◆ HOW TO COMPLETE THIS TASK: As you look over the data below, please find each line where the word "glyph" appears, then copy it.

◆ STUDY MATERIAL:
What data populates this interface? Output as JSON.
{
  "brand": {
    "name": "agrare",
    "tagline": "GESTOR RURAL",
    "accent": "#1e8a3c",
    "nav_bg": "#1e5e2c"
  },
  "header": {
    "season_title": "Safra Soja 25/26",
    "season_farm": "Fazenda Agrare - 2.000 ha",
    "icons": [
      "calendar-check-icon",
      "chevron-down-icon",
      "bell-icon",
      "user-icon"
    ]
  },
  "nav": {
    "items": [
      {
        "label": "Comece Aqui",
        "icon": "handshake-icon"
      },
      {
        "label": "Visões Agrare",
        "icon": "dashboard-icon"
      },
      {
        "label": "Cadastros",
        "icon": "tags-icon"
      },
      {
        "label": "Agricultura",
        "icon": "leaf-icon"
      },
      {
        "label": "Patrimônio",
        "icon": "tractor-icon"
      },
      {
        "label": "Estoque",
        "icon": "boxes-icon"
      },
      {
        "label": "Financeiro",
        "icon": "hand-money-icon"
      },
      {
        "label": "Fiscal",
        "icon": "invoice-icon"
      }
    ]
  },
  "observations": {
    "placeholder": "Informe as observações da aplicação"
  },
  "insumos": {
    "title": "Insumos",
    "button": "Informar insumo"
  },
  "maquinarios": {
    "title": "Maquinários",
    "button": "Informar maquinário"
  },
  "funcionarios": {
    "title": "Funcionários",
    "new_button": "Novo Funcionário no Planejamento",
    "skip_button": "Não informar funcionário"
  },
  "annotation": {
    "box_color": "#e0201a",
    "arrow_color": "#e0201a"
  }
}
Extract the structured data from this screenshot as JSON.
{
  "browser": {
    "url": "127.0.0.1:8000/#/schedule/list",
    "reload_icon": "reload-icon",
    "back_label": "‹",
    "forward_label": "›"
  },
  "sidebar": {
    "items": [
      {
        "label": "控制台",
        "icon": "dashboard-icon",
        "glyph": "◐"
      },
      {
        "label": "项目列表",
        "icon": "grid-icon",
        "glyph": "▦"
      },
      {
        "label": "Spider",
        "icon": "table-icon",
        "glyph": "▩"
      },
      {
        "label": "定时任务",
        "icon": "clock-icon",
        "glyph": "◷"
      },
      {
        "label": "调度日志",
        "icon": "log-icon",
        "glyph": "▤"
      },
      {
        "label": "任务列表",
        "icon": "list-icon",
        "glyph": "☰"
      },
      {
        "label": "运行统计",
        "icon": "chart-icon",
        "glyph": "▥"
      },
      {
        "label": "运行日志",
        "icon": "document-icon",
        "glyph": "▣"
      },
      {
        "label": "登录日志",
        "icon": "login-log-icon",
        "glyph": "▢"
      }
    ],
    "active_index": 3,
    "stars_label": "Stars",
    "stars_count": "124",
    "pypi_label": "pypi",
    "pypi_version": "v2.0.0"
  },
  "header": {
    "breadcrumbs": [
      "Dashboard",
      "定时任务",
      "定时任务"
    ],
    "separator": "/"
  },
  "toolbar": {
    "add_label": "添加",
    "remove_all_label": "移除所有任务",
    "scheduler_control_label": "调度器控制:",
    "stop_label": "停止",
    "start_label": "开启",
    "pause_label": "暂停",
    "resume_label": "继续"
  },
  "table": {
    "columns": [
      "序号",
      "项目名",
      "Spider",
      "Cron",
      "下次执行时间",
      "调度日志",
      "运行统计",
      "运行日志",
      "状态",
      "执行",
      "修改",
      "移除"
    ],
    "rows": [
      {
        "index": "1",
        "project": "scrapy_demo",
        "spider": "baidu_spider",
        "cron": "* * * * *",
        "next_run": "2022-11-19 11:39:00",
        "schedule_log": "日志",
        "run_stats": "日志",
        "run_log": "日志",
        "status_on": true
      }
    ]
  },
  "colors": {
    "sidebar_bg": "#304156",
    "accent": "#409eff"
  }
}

◆ EXERCISE OUTPUT:
        "glyph": "◐"
        "glyph": "▦"
        "glyph": "▩"
        "glyph": "◷"
        "glyph": "▤"
        "glyph": "☰"
        "glyph": "▥"
        "glyph": "▣"
        "glyph": "▢"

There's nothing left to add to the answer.